Declaring that “old challenges require new approaches,” President Trump said Wednesday that he would break with decades of U.S. foreign policy and move the U.S. Embassy in Israel from Tel Aviv to Jerusalem.
“I have determined that it is time to officially recognize Jerusalem as the capital of Israel,” Trump said from the White House. “This is nothing more or less than a recognition of reality. It is also the right thing to do. It’s something that has to be done.”
Seeking to minimize the diplomatic consequences of the move, which Palestinians vociferously protested, Trump also emphasized that the United States would continue to seek a peace agreement between Israelis and Palestinians.

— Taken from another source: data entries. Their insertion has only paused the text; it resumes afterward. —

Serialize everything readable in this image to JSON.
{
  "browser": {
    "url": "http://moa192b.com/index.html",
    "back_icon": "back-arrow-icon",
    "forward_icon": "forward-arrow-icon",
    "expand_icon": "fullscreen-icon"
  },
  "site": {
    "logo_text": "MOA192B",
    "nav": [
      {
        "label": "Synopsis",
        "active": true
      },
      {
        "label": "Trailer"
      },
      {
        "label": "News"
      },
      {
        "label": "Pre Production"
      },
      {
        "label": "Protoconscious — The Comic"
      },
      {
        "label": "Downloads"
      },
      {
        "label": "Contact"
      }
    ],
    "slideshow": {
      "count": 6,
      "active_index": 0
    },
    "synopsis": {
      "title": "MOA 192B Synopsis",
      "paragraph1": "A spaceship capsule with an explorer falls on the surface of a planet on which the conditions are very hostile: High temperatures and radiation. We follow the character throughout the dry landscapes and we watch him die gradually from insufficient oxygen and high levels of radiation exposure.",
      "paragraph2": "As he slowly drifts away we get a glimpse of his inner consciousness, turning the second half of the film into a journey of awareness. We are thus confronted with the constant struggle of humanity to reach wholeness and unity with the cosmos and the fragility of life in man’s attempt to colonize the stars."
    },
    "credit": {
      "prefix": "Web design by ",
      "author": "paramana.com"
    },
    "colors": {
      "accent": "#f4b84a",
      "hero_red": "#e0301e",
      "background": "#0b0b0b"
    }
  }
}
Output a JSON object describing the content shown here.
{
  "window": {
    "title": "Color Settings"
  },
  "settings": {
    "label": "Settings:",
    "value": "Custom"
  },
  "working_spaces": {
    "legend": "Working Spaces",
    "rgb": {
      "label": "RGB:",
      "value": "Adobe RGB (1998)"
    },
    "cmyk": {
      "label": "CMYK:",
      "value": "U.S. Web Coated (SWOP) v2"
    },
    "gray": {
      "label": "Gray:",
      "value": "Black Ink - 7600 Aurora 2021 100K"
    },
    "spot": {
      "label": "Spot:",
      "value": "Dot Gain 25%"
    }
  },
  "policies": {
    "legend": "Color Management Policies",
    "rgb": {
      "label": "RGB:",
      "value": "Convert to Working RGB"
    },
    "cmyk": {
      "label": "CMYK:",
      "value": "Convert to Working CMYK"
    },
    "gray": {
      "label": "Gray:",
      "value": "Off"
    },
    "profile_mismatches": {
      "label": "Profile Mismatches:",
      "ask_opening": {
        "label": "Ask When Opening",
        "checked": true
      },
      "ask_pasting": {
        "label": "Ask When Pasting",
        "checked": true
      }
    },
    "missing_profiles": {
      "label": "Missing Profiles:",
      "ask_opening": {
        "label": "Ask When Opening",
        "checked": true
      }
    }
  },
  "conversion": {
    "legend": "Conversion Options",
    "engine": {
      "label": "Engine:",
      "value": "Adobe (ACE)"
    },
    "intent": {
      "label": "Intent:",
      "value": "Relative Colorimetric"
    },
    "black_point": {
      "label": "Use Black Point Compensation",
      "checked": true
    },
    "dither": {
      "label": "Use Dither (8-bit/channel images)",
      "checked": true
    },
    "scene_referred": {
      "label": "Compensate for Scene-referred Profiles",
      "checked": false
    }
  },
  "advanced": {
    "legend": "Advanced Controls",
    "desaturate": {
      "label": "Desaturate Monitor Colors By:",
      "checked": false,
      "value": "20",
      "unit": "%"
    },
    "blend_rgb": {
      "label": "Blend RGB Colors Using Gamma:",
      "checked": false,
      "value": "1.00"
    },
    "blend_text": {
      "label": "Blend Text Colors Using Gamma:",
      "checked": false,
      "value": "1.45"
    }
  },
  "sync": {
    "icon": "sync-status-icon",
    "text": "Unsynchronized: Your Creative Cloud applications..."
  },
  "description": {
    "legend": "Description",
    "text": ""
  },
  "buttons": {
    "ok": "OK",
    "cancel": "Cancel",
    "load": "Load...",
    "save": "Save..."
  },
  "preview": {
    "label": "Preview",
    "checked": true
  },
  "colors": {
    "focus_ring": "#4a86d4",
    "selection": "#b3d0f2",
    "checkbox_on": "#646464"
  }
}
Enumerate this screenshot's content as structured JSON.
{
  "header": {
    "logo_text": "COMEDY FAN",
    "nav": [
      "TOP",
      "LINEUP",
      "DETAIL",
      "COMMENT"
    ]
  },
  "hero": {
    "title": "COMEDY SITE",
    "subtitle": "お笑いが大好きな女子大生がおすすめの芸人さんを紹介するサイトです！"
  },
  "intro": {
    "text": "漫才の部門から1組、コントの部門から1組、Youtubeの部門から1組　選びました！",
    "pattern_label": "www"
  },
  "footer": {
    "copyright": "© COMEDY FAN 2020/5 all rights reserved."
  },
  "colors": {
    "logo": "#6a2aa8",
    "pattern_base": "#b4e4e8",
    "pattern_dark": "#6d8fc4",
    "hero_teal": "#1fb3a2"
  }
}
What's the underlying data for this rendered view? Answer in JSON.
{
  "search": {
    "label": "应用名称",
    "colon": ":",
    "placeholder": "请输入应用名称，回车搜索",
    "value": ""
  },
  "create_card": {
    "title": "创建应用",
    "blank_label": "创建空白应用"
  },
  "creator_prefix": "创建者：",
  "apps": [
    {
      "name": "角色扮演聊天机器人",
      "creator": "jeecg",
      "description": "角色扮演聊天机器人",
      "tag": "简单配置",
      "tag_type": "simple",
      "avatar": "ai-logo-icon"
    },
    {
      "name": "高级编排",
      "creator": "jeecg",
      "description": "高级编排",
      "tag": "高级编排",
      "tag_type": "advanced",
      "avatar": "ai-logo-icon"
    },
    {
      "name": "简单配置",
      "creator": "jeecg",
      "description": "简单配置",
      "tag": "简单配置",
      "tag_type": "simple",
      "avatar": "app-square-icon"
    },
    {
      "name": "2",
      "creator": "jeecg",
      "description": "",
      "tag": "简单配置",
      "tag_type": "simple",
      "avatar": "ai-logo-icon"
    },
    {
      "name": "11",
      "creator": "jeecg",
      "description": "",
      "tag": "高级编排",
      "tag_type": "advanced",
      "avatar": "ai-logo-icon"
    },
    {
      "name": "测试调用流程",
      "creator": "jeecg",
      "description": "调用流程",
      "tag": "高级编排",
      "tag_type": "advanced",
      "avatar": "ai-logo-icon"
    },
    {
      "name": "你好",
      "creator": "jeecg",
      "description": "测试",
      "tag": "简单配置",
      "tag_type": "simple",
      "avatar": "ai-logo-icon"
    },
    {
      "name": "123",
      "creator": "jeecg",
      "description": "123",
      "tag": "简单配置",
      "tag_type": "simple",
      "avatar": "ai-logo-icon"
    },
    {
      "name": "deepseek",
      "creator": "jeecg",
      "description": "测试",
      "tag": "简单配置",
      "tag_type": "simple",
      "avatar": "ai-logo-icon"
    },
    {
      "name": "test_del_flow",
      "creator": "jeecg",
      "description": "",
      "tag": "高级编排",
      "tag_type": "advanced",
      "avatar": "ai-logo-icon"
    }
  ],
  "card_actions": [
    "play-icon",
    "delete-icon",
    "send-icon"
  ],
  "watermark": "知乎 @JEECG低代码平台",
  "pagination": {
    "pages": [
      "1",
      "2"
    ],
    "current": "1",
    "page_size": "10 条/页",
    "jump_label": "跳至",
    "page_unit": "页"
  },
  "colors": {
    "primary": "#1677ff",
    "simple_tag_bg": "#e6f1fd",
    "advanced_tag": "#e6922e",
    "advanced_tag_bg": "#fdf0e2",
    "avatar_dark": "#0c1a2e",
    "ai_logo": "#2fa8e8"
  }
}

“This decision is not intended in any way to reflect a departure from our strong commitment to facilitate a lasting peace agreement,” Trump said. Longstanding issues about the boundaries of Israeli-controlled Jerusalem should remain subject to negotiations between the sides, he said.
Yet the status of Jerusalem has been a major sticking point in those negotiations: Israel sees Jerusalem as its undivided, “eternal” capital; the Palestinians also claim east Jerusalem as the capital of their future state. “Without question, Jerusalem is one of the most sensitive issues in those talks,” Trump acknowledged.
Every other country — including the United States — has established its embassy in Tel Aviv in an attempt to stay neutral on the issue. Previous presidents have said that the decision on Jerusalem’s capital must come from a negotiated agreement between the Israelis and Palestinians.
But in Congress, the idea of Jerusalem as the Israeli capital has enjoyed long bipartisan support. Congress overwhelmingly passed the Jerusalem Embassy Act in 1995 requiring the move, but allowed presidents to waive it in the interests of national security. Presidents Bill Clinton, George W. Bush and Barack Obama signed those waivers every six months for 22 years.